Life insurance companies are taking advantage of the volatile commercial mortgage market and tight lending strategies by Wall Street investment banks by becoming major lenders, the New York Times reported.
In the second quarter of 2011, life insurance companies underwrote $15.7 billion in new commercial mortgages — the largest number since the American Council of Life Insurers began keeping records in 1965.
“It is as if these guys died and went to heaven,” said Lawrence Longua, an associate professor at the Schack Institute of Real Estate at New York University. “Life insurance companies are pretty much the only game in town.”
Life insurance companies favor high-quality borrowers and trophy buildings. They also keep the majority of their loans on their balance sheets, the Times said.

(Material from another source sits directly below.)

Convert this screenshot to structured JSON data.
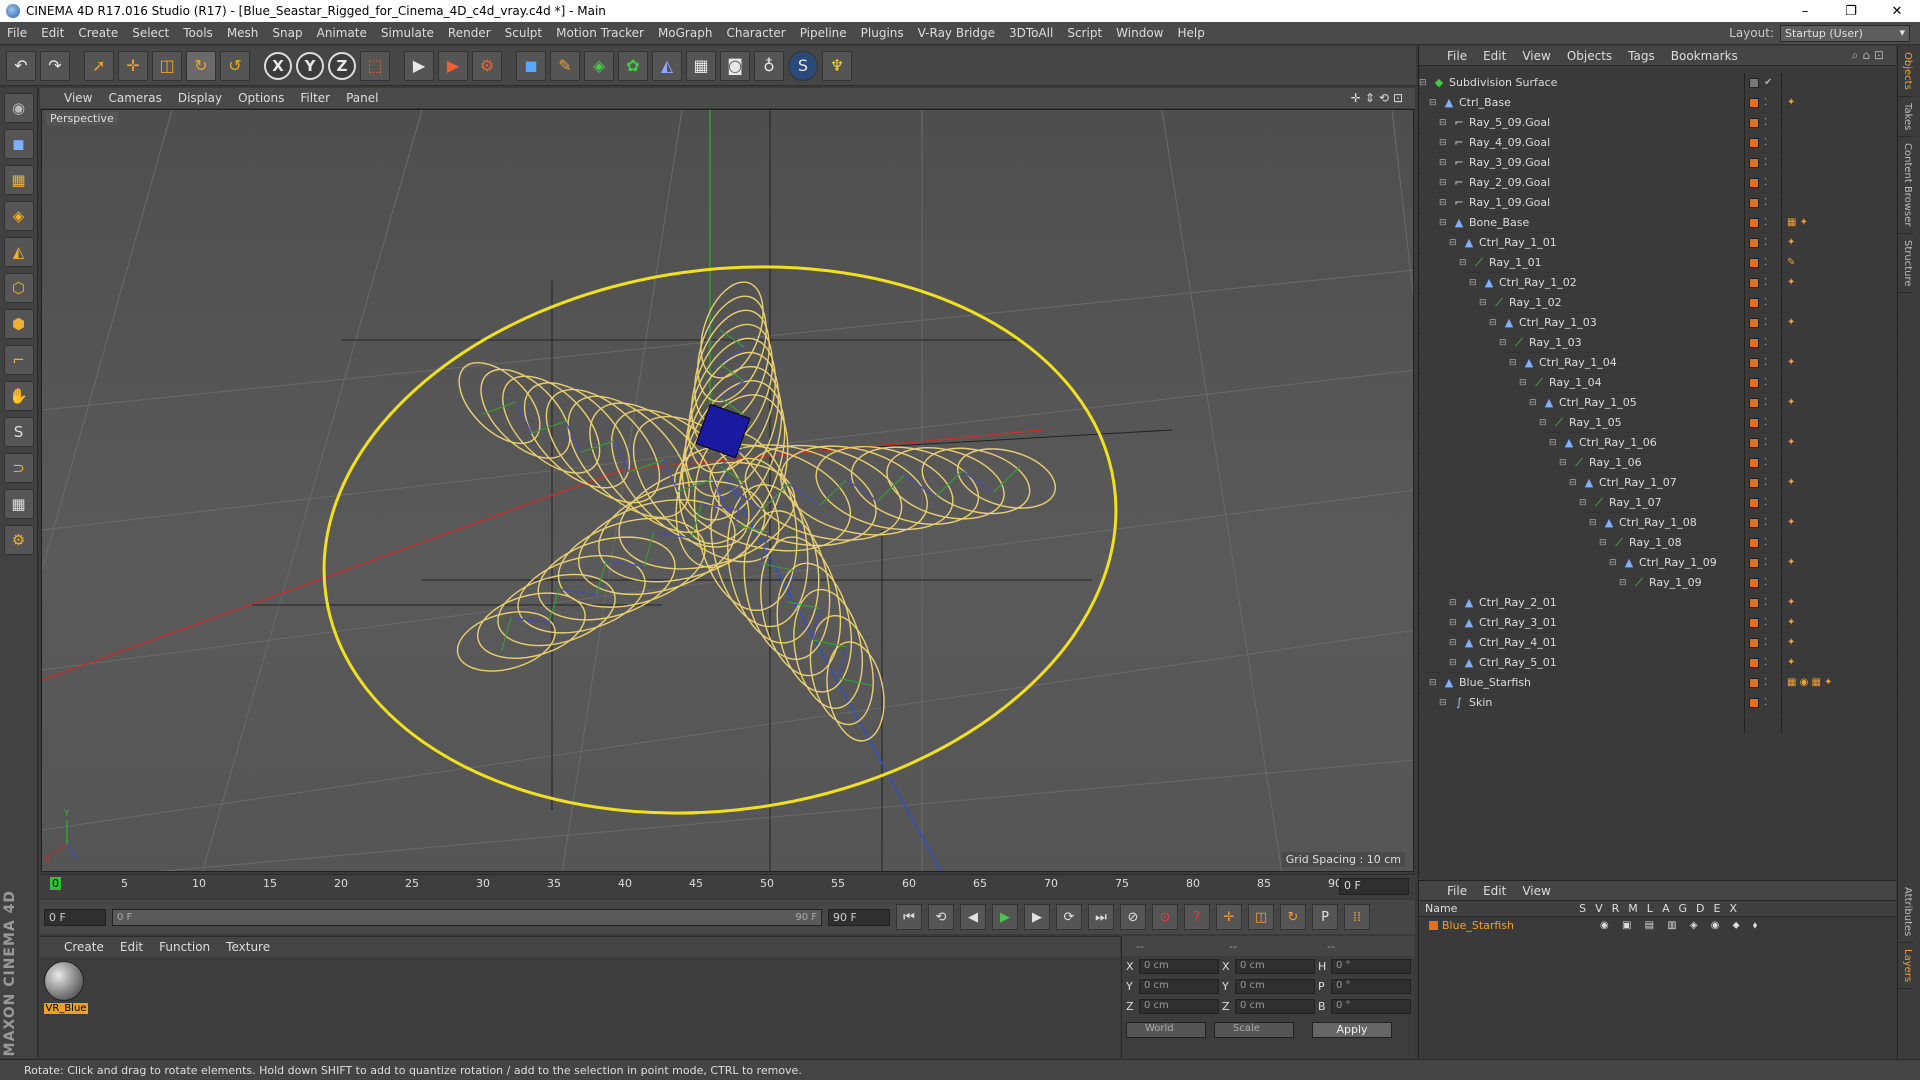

Investment banks are able to underwrite riskier loans because they pool their mortgages and issue bonds against them. In this market, however, lending is much less crowded marketplace.
“There is less competition,” said Robert Merck, a senior managing director and the head of real estate investments for Metropolitan Life, “which has allowed lenders like ourselves to put a lot of very good loans on the books for properties that meet our guidelines.” [NYT]